Avocado also makes a great replacement for butter on toast or bagels.
Swap butter with half the amount of applesauce to cut down on fat and add healthy fiber to your baked goods. It typically works best in cake or breads like zucchini, banana, or pumpkin. If you use applesauce, you might want to consider reducing the sugar content in your recipe, since it’ll add natural sweetness. Unsweetened applesauce is available in almost any grocery store and online – Trader Joe’s carries organic unsweetened applesauce for a low price.
3. Vegan Greek Yogurt
Unsweetened vegan Greek yogurt can be used in place of eggs in some cake recipes. Dairy-free brand Kite Hill makes high-protein Greek-style yogurt from almonds and almond milk. Daiya’s Greek yogurt is made from coconut. Kite Hill makes vegan Greek yogurt as well.
While not Greek yogurt, the brands Anitas and CoYo make coconut yogurt that has a rich, creamy texture that could be used in baking.
4. Pumpkin, Squash, or Sweet Potato Puree
Keeping a can of pumpkin puree in your pantry can be handy for vegan baking – it also works with pureed butternut squash, sweet potato, or any similar squash, like Hubbard. Just roast until tender and then blend it using a food processor or high-speed blender like the Vitamix. Use 3/4 puree per cup of dairy butter. Not only does it cut down on oil, but it also adds fiber and a healthy dose of vitamin C.
5. Fruit Puree

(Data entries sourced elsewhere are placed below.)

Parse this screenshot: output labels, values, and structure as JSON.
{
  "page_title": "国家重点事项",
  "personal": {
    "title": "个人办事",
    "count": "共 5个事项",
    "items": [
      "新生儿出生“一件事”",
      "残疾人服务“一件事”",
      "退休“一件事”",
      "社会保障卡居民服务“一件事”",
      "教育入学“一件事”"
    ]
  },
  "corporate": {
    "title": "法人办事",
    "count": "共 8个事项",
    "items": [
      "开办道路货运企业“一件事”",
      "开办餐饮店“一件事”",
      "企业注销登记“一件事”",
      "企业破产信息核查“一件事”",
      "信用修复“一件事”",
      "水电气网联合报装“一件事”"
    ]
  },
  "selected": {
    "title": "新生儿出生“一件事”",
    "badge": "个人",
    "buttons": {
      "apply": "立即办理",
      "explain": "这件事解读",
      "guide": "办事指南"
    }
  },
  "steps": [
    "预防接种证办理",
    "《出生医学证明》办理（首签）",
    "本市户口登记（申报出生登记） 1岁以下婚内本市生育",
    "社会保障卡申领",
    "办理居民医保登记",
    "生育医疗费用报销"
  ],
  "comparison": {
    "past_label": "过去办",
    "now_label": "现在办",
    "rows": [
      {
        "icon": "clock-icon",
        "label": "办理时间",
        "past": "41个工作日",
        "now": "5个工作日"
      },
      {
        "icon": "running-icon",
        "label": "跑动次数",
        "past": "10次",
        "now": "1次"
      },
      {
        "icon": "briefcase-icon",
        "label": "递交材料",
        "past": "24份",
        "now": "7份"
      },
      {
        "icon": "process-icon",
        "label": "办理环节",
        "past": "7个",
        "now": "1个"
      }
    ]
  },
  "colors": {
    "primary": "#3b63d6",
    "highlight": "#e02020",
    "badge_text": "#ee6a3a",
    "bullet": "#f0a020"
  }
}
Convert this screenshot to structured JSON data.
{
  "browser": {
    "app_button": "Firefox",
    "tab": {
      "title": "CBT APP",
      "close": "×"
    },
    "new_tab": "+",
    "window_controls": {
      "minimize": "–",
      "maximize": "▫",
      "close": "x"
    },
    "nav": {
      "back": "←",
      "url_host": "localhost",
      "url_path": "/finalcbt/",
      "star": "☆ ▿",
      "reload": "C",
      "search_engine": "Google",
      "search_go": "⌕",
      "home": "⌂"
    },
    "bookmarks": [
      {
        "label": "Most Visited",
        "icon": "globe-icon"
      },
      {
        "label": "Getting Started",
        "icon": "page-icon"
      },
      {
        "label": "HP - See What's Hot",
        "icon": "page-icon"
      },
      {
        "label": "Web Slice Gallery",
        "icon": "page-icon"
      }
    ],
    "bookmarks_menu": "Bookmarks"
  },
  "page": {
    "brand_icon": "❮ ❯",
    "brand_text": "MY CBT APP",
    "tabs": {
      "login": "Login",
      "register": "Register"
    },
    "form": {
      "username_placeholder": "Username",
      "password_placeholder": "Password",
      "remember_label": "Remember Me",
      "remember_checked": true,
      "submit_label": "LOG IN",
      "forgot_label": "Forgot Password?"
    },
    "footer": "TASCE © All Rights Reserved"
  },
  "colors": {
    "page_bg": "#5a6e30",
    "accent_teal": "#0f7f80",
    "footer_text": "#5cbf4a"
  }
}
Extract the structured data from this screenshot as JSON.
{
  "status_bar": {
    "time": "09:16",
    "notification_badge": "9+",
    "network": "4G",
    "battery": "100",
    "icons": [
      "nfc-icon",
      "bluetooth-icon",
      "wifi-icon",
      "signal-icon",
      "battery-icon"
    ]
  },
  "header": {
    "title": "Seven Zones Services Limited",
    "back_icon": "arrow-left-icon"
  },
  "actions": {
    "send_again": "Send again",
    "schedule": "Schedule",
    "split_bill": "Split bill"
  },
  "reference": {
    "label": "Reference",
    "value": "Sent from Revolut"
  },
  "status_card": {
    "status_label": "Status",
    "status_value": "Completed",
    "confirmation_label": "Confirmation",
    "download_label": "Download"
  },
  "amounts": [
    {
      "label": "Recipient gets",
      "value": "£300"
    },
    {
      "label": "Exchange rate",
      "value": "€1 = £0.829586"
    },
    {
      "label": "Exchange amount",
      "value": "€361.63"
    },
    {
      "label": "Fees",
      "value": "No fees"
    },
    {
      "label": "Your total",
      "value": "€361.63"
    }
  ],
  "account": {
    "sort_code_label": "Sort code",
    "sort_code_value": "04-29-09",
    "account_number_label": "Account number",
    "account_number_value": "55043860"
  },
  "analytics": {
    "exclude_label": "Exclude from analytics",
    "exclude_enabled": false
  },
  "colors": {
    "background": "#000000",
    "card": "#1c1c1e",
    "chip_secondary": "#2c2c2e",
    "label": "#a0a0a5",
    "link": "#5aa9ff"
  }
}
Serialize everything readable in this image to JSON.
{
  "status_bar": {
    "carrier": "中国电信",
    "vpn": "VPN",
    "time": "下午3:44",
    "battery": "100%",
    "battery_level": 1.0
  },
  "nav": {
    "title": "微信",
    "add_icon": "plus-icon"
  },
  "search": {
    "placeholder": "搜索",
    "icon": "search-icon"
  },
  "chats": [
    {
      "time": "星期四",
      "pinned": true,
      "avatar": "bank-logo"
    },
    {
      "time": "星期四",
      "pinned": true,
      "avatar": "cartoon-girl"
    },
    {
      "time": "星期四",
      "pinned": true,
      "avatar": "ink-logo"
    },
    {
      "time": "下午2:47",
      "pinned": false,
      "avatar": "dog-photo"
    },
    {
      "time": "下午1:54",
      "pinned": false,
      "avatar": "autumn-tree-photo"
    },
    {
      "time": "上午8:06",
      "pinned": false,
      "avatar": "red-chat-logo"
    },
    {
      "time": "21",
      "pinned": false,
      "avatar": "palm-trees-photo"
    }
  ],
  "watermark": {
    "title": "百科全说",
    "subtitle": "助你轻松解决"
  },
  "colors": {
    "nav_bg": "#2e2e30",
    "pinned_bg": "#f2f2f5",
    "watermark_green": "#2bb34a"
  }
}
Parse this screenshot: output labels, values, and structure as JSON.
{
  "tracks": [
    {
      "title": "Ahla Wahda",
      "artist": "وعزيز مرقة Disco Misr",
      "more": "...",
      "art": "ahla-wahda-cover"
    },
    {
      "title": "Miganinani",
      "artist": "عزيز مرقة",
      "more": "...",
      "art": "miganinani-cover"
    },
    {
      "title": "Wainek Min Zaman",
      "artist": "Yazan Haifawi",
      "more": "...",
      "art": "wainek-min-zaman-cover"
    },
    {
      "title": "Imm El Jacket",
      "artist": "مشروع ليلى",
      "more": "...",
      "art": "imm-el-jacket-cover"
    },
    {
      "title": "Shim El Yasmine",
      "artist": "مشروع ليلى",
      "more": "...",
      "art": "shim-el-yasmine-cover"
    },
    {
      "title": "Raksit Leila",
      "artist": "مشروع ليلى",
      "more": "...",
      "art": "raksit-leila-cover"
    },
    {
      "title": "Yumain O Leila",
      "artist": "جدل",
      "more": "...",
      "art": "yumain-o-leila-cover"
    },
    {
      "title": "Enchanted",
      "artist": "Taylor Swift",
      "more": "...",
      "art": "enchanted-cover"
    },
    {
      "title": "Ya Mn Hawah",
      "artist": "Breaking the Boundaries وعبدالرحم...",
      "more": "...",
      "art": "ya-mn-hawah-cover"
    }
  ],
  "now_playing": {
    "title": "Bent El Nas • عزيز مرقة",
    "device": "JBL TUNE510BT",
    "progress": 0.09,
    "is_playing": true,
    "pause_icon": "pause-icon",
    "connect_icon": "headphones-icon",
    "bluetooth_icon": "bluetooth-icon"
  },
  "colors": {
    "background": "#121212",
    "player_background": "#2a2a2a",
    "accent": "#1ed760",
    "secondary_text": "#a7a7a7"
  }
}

Aside from applesauce, other types of pureed fruit can do a good job standing in for butter in hearty baked goods like bread, muffins, and baked oatmeal. It works best with bananas, prunes, and even dates – gooey dates like Medjool work best in this case. Just add to a high-speed blender and pulse until you have a uniform texture. As mentioned above, it’s best to consult a vegan baking group to ask for best practices if you’re not entirely confident in your skills.